===== Task material =====

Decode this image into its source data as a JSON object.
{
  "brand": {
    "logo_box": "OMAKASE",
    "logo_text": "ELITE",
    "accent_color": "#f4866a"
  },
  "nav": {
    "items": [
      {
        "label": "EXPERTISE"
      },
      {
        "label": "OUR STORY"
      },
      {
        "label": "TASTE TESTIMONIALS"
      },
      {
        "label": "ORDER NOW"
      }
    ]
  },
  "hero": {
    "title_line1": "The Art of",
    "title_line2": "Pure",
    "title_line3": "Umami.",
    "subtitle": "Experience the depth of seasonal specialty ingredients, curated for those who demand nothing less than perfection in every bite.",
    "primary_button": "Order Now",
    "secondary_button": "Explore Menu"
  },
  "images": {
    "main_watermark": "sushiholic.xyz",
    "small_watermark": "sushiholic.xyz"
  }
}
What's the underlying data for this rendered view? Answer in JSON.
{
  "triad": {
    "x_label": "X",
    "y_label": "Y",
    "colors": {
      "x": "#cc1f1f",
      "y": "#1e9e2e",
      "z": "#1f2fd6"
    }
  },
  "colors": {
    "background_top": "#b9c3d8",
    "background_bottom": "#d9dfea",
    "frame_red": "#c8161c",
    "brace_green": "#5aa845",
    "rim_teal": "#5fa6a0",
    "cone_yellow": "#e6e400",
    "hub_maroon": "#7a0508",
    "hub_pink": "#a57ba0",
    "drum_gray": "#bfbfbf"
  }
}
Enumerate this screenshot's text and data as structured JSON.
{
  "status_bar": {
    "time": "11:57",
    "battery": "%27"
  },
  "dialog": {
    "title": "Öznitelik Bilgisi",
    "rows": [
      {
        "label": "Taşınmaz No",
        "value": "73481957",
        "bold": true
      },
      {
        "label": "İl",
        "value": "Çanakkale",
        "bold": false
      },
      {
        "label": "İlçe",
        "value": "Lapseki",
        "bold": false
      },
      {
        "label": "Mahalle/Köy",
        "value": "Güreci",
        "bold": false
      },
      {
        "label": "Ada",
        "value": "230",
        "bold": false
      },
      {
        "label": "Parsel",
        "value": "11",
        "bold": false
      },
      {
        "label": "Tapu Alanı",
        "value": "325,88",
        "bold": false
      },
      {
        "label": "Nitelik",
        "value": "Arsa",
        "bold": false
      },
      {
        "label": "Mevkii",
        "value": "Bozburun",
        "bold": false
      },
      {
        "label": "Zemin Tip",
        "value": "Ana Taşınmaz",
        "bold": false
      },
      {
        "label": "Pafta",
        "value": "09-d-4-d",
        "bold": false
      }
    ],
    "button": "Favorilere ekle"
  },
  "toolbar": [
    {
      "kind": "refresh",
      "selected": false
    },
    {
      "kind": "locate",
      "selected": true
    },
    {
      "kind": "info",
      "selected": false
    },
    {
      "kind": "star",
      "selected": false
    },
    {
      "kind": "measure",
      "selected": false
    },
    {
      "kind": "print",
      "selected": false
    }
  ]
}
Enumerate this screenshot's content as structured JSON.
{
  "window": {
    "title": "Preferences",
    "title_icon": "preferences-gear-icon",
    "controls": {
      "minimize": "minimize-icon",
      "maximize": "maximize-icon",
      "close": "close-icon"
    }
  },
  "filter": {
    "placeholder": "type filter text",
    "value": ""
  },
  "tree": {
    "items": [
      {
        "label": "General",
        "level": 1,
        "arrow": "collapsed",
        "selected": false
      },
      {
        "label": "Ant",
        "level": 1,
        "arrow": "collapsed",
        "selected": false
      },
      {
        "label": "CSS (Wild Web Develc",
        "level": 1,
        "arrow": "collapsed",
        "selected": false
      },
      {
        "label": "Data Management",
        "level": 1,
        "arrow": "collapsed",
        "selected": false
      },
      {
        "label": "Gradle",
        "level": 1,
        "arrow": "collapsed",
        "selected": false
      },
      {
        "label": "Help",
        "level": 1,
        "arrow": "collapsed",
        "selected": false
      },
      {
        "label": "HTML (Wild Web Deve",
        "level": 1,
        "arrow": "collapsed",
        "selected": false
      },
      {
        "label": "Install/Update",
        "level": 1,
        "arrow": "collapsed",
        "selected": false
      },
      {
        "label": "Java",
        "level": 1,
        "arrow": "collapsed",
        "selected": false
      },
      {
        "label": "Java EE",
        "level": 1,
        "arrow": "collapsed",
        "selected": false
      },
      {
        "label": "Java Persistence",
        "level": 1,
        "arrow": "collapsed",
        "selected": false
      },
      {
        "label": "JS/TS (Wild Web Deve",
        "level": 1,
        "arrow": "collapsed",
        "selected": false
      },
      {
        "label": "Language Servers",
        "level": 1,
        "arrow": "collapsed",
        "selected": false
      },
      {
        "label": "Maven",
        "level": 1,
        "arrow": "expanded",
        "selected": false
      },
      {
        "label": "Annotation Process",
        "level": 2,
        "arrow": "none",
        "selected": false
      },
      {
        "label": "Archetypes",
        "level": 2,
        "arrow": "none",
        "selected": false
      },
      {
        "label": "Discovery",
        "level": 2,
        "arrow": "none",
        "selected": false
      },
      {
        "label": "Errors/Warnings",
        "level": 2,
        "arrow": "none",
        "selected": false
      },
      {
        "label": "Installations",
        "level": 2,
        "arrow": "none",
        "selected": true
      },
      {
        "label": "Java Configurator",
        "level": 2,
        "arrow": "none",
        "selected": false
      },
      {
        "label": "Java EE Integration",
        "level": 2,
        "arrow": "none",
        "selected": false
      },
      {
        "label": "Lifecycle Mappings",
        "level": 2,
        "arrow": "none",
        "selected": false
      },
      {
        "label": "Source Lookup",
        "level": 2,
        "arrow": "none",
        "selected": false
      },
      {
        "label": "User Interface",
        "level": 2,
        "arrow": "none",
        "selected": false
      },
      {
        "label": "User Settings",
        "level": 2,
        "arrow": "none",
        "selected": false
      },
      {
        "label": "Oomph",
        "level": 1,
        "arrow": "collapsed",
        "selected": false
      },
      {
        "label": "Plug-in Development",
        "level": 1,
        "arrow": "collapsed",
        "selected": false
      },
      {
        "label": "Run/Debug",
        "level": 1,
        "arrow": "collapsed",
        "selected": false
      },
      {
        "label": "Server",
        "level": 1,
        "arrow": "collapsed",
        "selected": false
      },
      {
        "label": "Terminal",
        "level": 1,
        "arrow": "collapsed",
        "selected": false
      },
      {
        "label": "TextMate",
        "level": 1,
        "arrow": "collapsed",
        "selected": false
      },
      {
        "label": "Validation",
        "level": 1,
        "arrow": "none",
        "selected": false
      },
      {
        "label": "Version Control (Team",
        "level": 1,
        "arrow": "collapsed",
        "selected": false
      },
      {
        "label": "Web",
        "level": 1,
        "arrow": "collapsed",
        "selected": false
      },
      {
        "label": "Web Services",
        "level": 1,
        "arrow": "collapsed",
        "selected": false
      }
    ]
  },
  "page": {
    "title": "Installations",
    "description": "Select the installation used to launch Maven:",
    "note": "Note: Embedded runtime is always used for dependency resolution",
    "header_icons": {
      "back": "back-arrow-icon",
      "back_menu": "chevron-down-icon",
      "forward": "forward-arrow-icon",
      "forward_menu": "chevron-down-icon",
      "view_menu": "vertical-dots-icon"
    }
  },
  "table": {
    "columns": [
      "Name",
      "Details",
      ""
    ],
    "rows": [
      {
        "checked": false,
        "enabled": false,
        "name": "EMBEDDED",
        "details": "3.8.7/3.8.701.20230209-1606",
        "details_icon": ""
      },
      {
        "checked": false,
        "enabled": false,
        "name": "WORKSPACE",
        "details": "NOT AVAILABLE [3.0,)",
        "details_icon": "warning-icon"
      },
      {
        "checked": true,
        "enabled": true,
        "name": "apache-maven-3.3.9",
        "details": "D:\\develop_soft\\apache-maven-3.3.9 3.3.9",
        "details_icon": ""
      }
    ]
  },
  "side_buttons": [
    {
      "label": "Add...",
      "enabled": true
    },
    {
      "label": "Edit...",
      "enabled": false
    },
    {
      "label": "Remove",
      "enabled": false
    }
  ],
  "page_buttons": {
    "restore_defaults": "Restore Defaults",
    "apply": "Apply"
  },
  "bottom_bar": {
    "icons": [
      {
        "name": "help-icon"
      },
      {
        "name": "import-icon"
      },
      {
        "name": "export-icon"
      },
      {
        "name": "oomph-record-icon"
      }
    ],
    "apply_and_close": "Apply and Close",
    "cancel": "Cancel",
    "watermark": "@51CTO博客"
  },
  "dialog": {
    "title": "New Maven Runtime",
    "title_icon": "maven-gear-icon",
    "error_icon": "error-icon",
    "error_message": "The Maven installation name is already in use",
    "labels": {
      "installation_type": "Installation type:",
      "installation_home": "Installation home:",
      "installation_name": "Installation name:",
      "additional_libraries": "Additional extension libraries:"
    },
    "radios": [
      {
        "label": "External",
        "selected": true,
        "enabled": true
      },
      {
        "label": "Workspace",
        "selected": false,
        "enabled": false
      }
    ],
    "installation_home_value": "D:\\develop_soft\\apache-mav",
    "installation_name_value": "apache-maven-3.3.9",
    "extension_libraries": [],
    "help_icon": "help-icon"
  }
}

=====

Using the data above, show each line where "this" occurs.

Decode this image into its source data as a JSON object.
What's the underlying data for this rendered view? Answer in JSON.
Enumerate this screenshot's text and data as structured JSON.
Enumerate this screenshot's content as structured JSON.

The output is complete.